Click on the orange circles to view photos from the flight
I landed at the Virginia Tech's Blacksburg Airport (BCB) just as a light shower was passing through. I quickly ran inside to take a brief break while the rain passed and when I returned to assist in fueling the raindrops sparkled on the glistening paint of Whiskey Mike's tail.
With a stout wind, scattered showers, and low clouds on the western side of the Blue Ridge Mountains, my best course of action for the next leg of flight would be to stay on the eastern edge and head south toward Asheville, North Carolina
Along with displaying the moving map and real time weather information, Whiskey Mike’s multi-function display screen alerts the pilot to terrain and obstacle hazards. The little red and yellow triangles on the screen in the photo to the right represent obstacles in the area surrounding the helicopter's flight path. The triangles turn red when the height of the obstacle is close to that of the helicopter altitude. An example of this is the cellphone tower shown in the photo below. Most of the obstacles depicted here are on mountain tops so they appear to be above the helicopter when flying in a valley, however, if the helicopter were to get dangerously close to one such tower, there would be an audio alert accompanying the visual depiction to warn the pilot.

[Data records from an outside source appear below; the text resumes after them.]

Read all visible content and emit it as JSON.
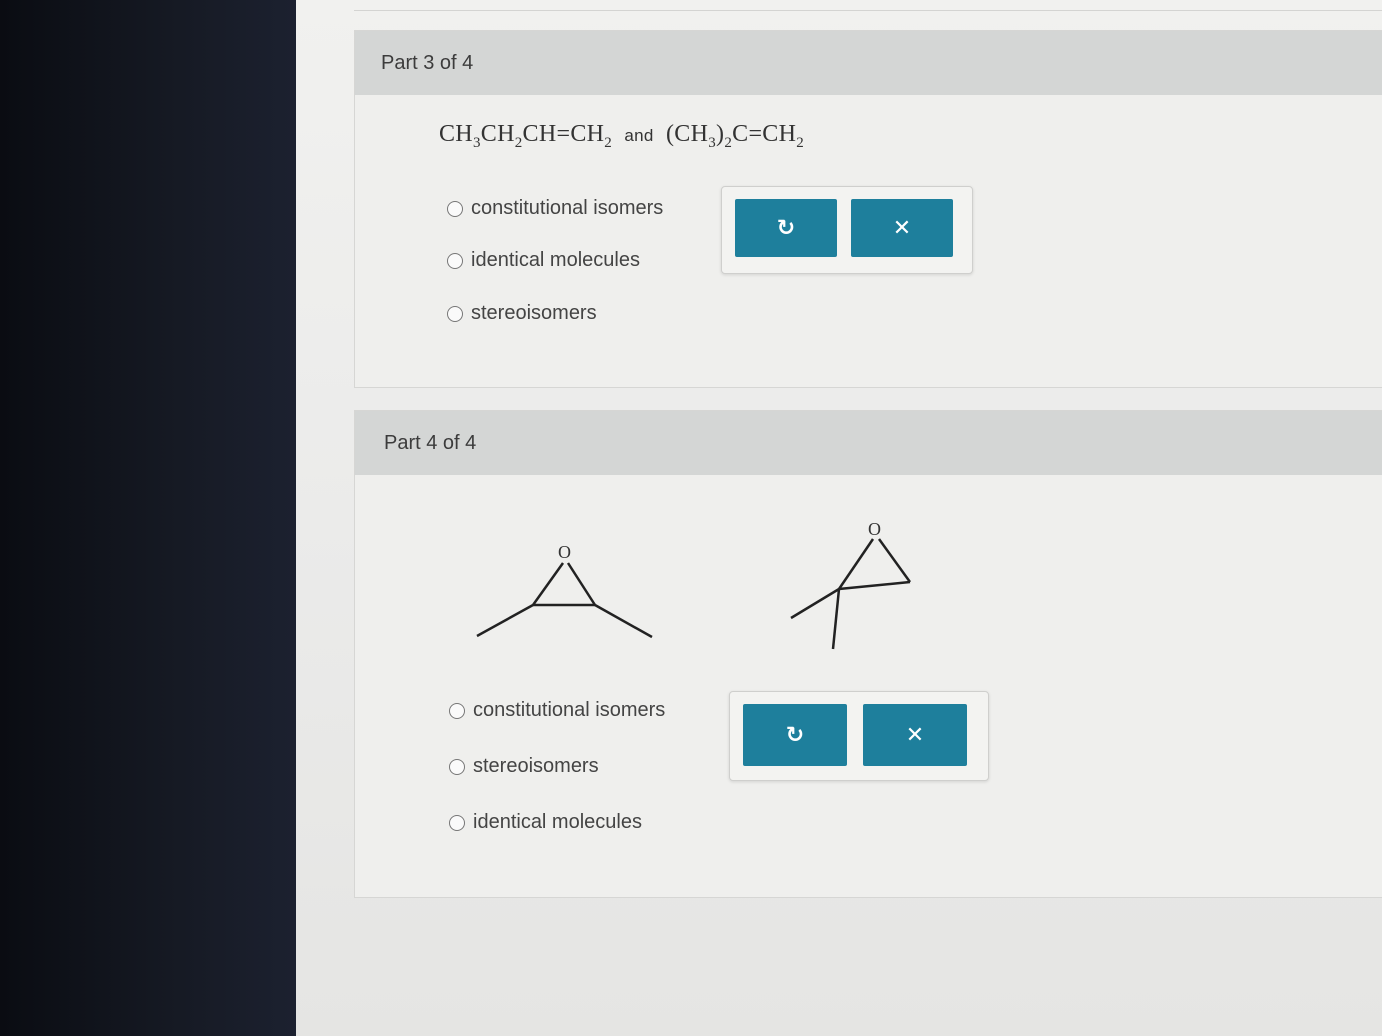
{
  "part3": {
    "title": "Part 3 of 4",
    "formula": {
      "left": [
        "CH",
        "3",
        "CH",
        "2",
        "CH",
        "=",
        "CH",
        "2"
      ],
      "and": "and",
      "right_paren_open": "(CH",
      "right_sub1": "3",
      "right_paren_close": ")",
      "right_sub2": "2",
      "right_rest": "C",
      "right_eq": "=",
      "right_ch": "CH",
      "right_sub3": "2"
    },
    "options": [
      "constitutional isomers",
      "identical molecules",
      "stereoisomers"
    ],
    "buttons": {
      "reset_icon": "↻",
      "clear_icon": "✕"
    }
  },
  "part4": {
    "title": "Part 4 of 4",
    "molecule_atom_label": "O",
    "options": [
      "constitutional isomers",
      "stereoisomers",
      "identical molecules"
    ],
    "buttons": {
      "reset_icon": "↻",
      "clear_icon": "✕"
    }
  },
  "colors": {
    "accent": "#1e7f9c",
    "header_bg": "#d4d6d5"
  },
  "icons": {
    "reset": "undo-icon",
    "clear": "close-icon",
    "radio": "radio-icon"
  }
}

Another hazard that pilots must pay careful attention to are wires. Although I never flew lower than 1,000 feet above the ground, in mountainous terrain, I was still careful to watch for wires that could be strung between mountain peaks. Sometimes wires will have red balls placed on them for higher visibility, but this is never something a pilot can count on. In these cases, altitude is a pilot's best friend.
Wires are most dangerous for aeromedical pilots when they are taking off and landing in fields, parking lots, or other unimproved landing sites. The photo to the left contains wires that are very difficult to see. This problem is compounded during night conditions which is why LifeFlight of Maine uses Night Vision Goggles or NVGs to enhance the pilots ability to see in the dark.
The Blue Ridge Mountains in Western NC contain some of the highest peaks east of the Mississippi, the highest being Mt. Mitchell at 6,684 ft above sea level, rising about 4,500 ft above the elevation of Asheville, NC. With 35 kt winds blowing out of the west, this leg of the flight was very turbulent, and therefore only a few photos were taken. The wind and terrain also prevented me from flying in a straight line, therefore my flight path zig zagged through valleys and passes, seeking the safest and smoothest ride.
Click on the orange dots to view the photos along this leg of the journey
Actual snapshot of the turbulence caution near Mt Mitchell on the aviation chart.
I arrived in Asheville around 5 pm, and with the aircraft safely parked on the ramp at the AVL airport, I decided to call it a night. Strong winds were forecast to continue throughout the night and die down mid-morning the next day. I tied Whiskey Mike's rotors down and put covers over her pitot tubes, engine intakes, and exhaust. Then I grabbed a cab to the hotel, anticipating a long flight the following day to make it back to Dallas.